INPUT Start Marker

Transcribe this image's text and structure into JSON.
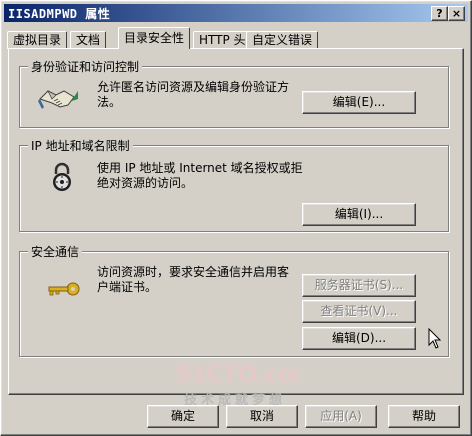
{
  "window": {
    "title": "IISADMPWD 属性"
  },
  "titlebar_buttons": {
    "help": "?",
    "close": "×"
  },
  "tabs": [
    {
      "label": "虚拟目录"
    },
    {
      "label": "文档"
    },
    {
      "label": "目录安全性",
      "active": true
    },
    {
      "label": "HTTP 头"
    },
    {
      "label": "自定义错误"
    }
  ],
  "groups": {
    "auth": {
      "title": "身份验证和访问控制",
      "description": "允许匿名访问资源及编辑身份验证方法。",
      "button": "编辑(E)..."
    },
    "ip": {
      "title": "IP 地址和域名限制",
      "description": "使用 IP 地址或 Internet 域名授权或拒绝对资源的访问。",
      "button": "编辑(I)..."
    },
    "secure": {
      "title": "安全通信",
      "description": "访问资源时，要求安全通信并启用客户端证书。",
      "buttons": {
        "server_cert": "服务器证书(S)...",
        "view_cert": "查看证书(V)...",
        "edit": "编辑(D)..."
      }
    }
  },
  "footer": {
    "ok": "确定",
    "cancel": "取消",
    "apply": "应用(A)",
    "help": "帮助"
  },
  "watermark": {
    "logo": "51CTO.com",
    "tagline": "技术成就梦想"
  }
}
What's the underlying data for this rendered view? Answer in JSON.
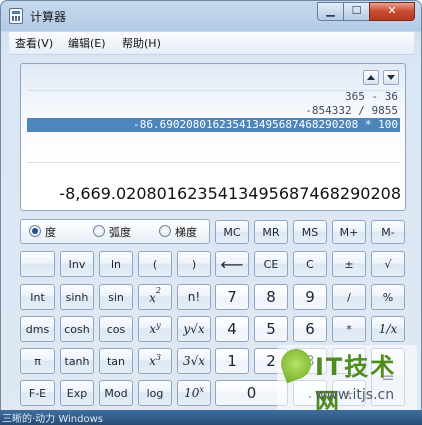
{
  "window": {
    "title": "计算器",
    "minimize_label": "▁",
    "maximize_label": "☐",
    "close_label": "✕"
  },
  "menu": {
    "items": [
      "查看(V)",
      "编辑(E)",
      "帮助(H)"
    ]
  },
  "display": {
    "history": [
      "365 - 36",
      "-854332 / 9855",
      "-86.690208016235413495687468290208 * 100"
    ],
    "selected_history_index": 2,
    "value": "-8,669.0208016235413495687468290208"
  },
  "angle_units": {
    "options": [
      "度",
      "弧度",
      "梯度"
    ],
    "selected": "度"
  },
  "keys": {
    "memory": [
      "MC",
      "MR",
      "MS",
      "M+",
      "M-"
    ],
    "row1": [
      "Inv",
      "ln",
      "(",
      ")",
      "⟵",
      "CE",
      "C",
      "±",
      "√"
    ],
    "row2": [
      "Int",
      "sinh",
      "sin",
      "x2",
      "n!",
      "7",
      "8",
      "9",
      "/",
      "%"
    ],
    "row3": [
      "dms",
      "cosh",
      "cos",
      "xy",
      "y√x",
      "4",
      "5",
      "6",
      "*",
      "1/x"
    ],
    "row4": [
      "π",
      "tanh",
      "tan",
      "x3",
      "3√x",
      "1",
      "2",
      "3",
      "-"
    ],
    "row5": [
      "F-E",
      "Exp",
      "Mod",
      "log",
      "10x",
      "0",
      "."
    ]
  },
  "watermark": {
    "brand": "IT技术网",
    "url": "www.itjs.cn"
  },
  "bottom_text": "三晰的·动力 Windows"
}
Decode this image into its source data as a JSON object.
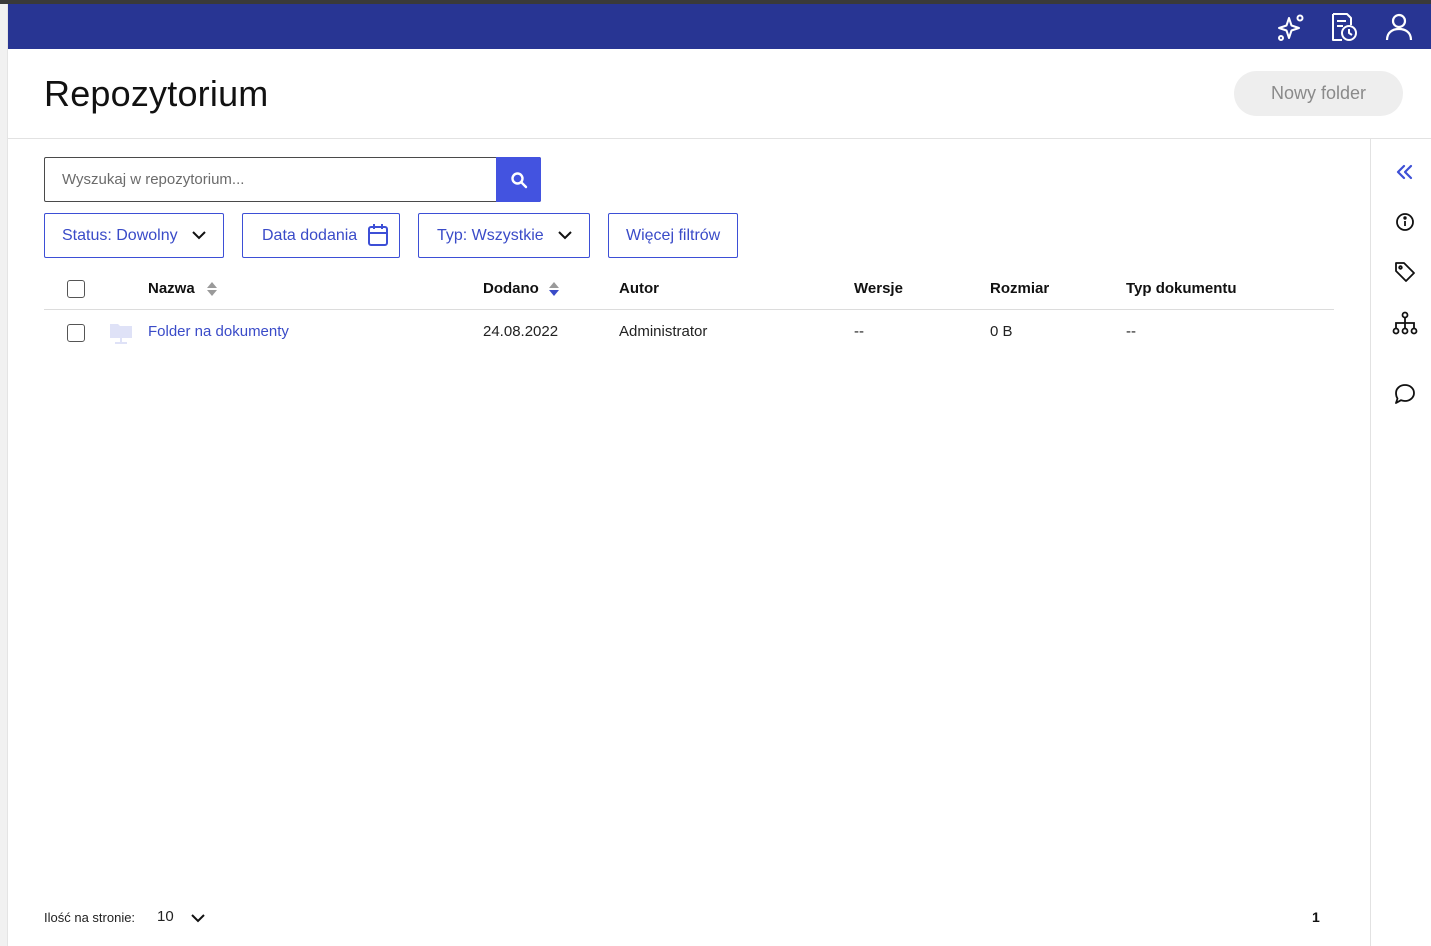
{
  "app": {
    "top_icons": [
      "sparkles-icon",
      "document-history-icon",
      "user-icon"
    ],
    "accent_color": "#283593",
    "link_color": "#3a4bc8",
    "primary_button_color": "#4353e0"
  },
  "header": {
    "title": "Repozytorium",
    "new_folder_label": "Nowy folder"
  },
  "search": {
    "placeholder": "Wyszukaj w repozytorium...",
    "value": ""
  },
  "filters": {
    "status_label": "Status: Dowolny",
    "date_label": "Data dodania",
    "type_label": "Typ: Wszystkie",
    "more_label": "Więcej filtrów"
  },
  "table": {
    "columns": [
      "Nazwa",
      "Dodano",
      "Autor",
      "Wersje",
      "Rozmiar",
      "Typ dokumentu"
    ],
    "rows": [
      {
        "name": "Folder na dokumenty",
        "added": "24.08.2022",
        "author": "Administrator",
        "versions": "--",
        "size": "0 B",
        "doc_type": "--"
      }
    ]
  },
  "side_panel": {
    "icons": [
      "collapse-double-chevron-icon",
      "info-icon",
      "tag-icon",
      "hierarchy-icon",
      "comment-icon"
    ]
  },
  "footer": {
    "per_page_label": "Ilość na stronie:",
    "per_page_value": "10",
    "current_page": "1"
  }
}
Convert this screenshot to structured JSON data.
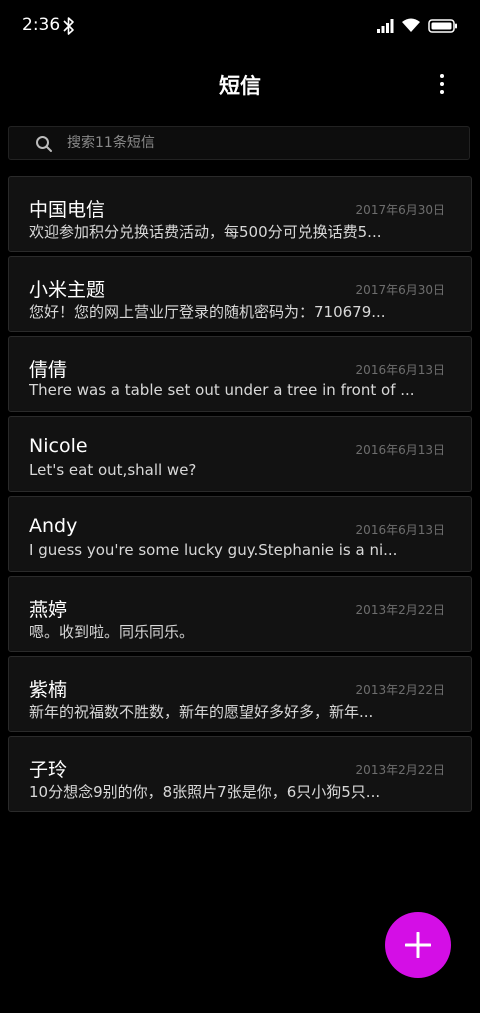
{
  "status_bar": {
    "time": "2:36",
    "icons": [
      "bluetooth-icon",
      "signal-icon",
      "wifi-icon",
      "battery-icon"
    ]
  },
  "header": {
    "title": "短信",
    "more_icon": "more-vertical-icon"
  },
  "search": {
    "placeholder": "搜索11条短信",
    "icon": "search-icon"
  },
  "messages": [
    {
      "sender": "中国电信",
      "date": "2017年6月30日",
      "preview": "欢迎参加积分兑换话费活动，每500分可兑换话费5..."
    },
    {
      "sender": "小米主题",
      "date": "2017年6月30日",
      "preview": "您好！您的网上营业厅登录的随机密码为：710679..."
    },
    {
      "sender": "倩倩",
      "date": "2016年6月13日",
      "preview": "There was a table set out under a tree in front of ..."
    },
    {
      "sender": "Nicole",
      "date": "2016年6月13日",
      "preview": "Let's eat out,shall we?"
    },
    {
      "sender": "Andy",
      "date": "2016年6月13日",
      "preview": "I guess you're some lucky guy.Stephanie is a ni..."
    },
    {
      "sender": "燕婷",
      "date": "2013年2月22日",
      "preview": "嗯。收到啦。同乐同乐。"
    },
    {
      "sender": "紫楠",
      "date": "2013年2月22日",
      "preview": "新年的祝福数不胜数，新年的愿望好多好多，新年..."
    },
    {
      "sender": "子玲",
      "date": "2013年2月22日",
      "preview": "10分想念9别的你，8张照片7张是你，6只小狗5只..."
    }
  ],
  "fab": {
    "icon": "plus-icon",
    "color": "#d40ee6"
  },
  "colors": {
    "background": "#000000",
    "card": "#121212",
    "accent": "#d40ee6",
    "date_text": "#6e6e6e"
  }
}
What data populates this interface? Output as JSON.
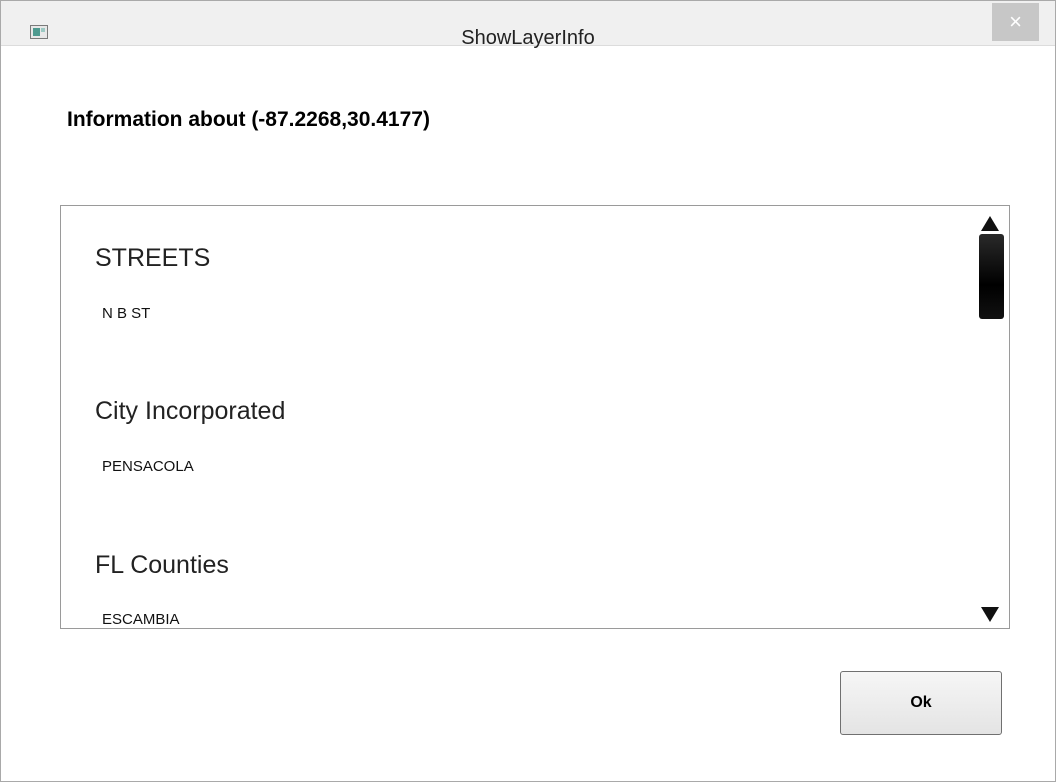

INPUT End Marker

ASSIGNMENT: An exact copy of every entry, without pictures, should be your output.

ANSWER SPACE:
Transcribe this image's text and structure into JSON.
{
  "window": {
    "title": "IISADMPWD 属性"
  },
  "titlebar_buttons": {
    "help": "?",
    "close": "×"
  },
  "tabs": [
    {
      "label": "虚拟目录"
    },
    {
      "label": "文档"
    },
    {
      "label": "目录安全性",
      "active": true
    },
    {
      "label": "HTTP 头"
    },
    {
      "label": "自定义错误"
    }
  ],
  "groups": {
    "auth": {
      "title": "身份验证和访问控制",
      "description": "允许匿名访问资源及编辑身份验证方法。",
      "button": "编辑(E)..."
    },
    "ip": {
      "title": "IP 地址和域名限制",
      "description": "使用 IP 地址或 Internet 域名授权或拒绝对资源的访问。",
      "button": "编辑(I)..."
    },
    "secure": {
      "title": "安全通信",
      "description": "访问资源时，要求安全通信并启用客户端证书。",
      "buttons": {
        "server_cert": "服务器证书(S)...",
        "view_cert": "查看证书(V)...",
        "edit": "编辑(D)..."
      }
    }
  },
  "footer": {
    "ok": "确定",
    "cancel": "取消",
    "apply": "应用(A)",
    "help": "帮助"
  },
  "watermark": {
    "logo": "51CTO.com",
    "tagline": "技术成就梦想"
  }
}
What's the underlying data for this rendered view? Answer in JSON.
{
  "window": {
    "title": "计算器",
    "minimize_label": "▁",
    "maximize_label": "☐",
    "close_label": "✕"
  },
  "menu": {
    "items": [
      "查看(V)",
      "编辑(E)",
      "帮助(H)"
    ]
  },
  "display": {
    "history": [
      "365 - 36",
      "-854332 / 9855",
      "-86.690208016235413495687468290208 * 100"
    ],
    "selected_history_index": 2,
    "value": "-8,669.0208016235413495687468290208"
  },
  "angle_units": {
    "options": [
      "度",
      "弧度",
      "梯度"
    ],
    "selected": "度"
  },
  "keys": {
    "memory": [
      "MC",
      "MR",
      "MS",
      "M+",
      "M-"
    ],
    "row1": [
      "Inv",
      "ln",
      "(",
      ")",
      "⟵",
      "CE",
      "C",
      "±",
      "√"
    ],
    "row2": [
      "Int",
      "sinh",
      "sin",
      "x2",
      "n!",
      "7",
      "8",
      "9",
      "/",
      "%"
    ],
    "row3": [
      "dms",
      "cosh",
      "cos",
      "xy",
      "y√x",
      "4",
      "5",
      "6",
      "*",
      "1/x"
    ],
    "row4": [
      "π",
      "tanh",
      "tan",
      "x3",
      "3√x",
      "1",
      "2",
      "3",
      "-"
    ],
    "row5": [
      "F-E",
      "Exp",
      "Mod",
      "log",
      "10x",
      "0",
      "."
    ]
  },
  "watermark": {
    "brand": "IT技术网",
    "url": "www.itjs.cn"
  },
  "bottom_text": "三晰的·动力 Windows"
}
Decode this image into its source data as a JSON object.
{
  "app": {
    "top_icons": [
      "sparkles-icon",
      "document-history-icon",
      "user-icon"
    ],
    "accent_color": "#283593",
    "link_color": "#3a4bc8",
    "primary_button_color": "#4353e0"
  },
  "header": {
    "title": "Repozytorium",
    "new_folder_label": "Nowy folder"
  },
  "search": {
    "placeholder": "Wyszukaj w repozytorium...",
    "value": ""
  },
  "filters": {
    "status_label": "Status: Dowolny",
    "date_label": "Data dodania",
    "type_label": "Typ: Wszystkie",
    "more_label": "Więcej filtrów"
  },
  "table": {
    "columns": [
      "Nazwa",
      "Dodano",
      "Autor",
      "Wersje",
      "Rozmiar",
      "Typ dokumentu"
    ],
    "rows": [
      {
        "name": "Folder na dokumenty",
        "added": "24.08.2022",
        "author": "Administrator",
        "versions": "--",
        "size": "0 B",
        "doc_type": "--"
      }
    ]
  },
  "side_panel": {
    "icons": [
      "collapse-double-chevron-icon",
      "info-icon",
      "tag-icon",
      "hierarchy-icon",
      "comment-icon"
    ]
  },
  "footer": {
    "per_page_label": "Ilość na stronie:",
    "per_page_value": "10",
    "current_page": "1"
  }
}
Convert this screenshot to structured JSON data.
{
  "status_bar": {
    "time": "2:36",
    "icons": [
      "bluetooth-icon",
      "signal-icon",
      "wifi-icon",
      "battery-icon"
    ]
  },
  "header": {
    "title": "短信",
    "more_icon": "more-vertical-icon"
  },
  "search": {
    "placeholder": "搜索11条短信",
    "icon": "search-icon"
  },
  "messages": [
    {
      "sender": "中国电信",
      "date": "2017年6月30日",
      "preview": "欢迎参加积分兑换话费活动，每500分可兑换话费5..."
    },
    {
      "sender": "小米主题",
      "date": "2017年6月30日",
      "preview": "您好！您的网上营业厅登录的随机密码为：710679..."
    },
    {
      "sender": "倩倩",
      "date": "2016年6月13日",
      "preview": "There was a table set out under a tree in front of ..."
    },
    {
      "sender": "Nicole",
      "date": "2016年6月13日",
      "preview": "Let's eat out,shall we?"
    },
    {
      "sender": "Andy",
      "date": "2016年6月13日",
      "preview": "I guess you're some lucky guy.Stephanie is a ni..."
    },
    {
      "sender": "燕婷",
      "date": "2013年2月22日",
      "preview": "嗯。收到啦。同乐同乐。"
    },
    {
      "sender": "紫楠",
      "date": "2013年2月22日",
      "preview": "新年的祝福数不胜数，新年的愿望好多好多，新年..."
    },
    {
      "sender": "子玲",
      "date": "2013年2月22日",
      "preview": "10分想念9别的你，8张照片7张是你，6只小狗5只..."
    }
  ],
  "fab": {
    "icon": "plus-icon",
    "color": "#d40ee6"
  },
  "colors": {
    "background": "#000000",
    "card": "#121212",
    "accent": "#d40ee6",
    "date_text": "#6e6e6e"
  }
}
What data populates this interface? Output as JSON.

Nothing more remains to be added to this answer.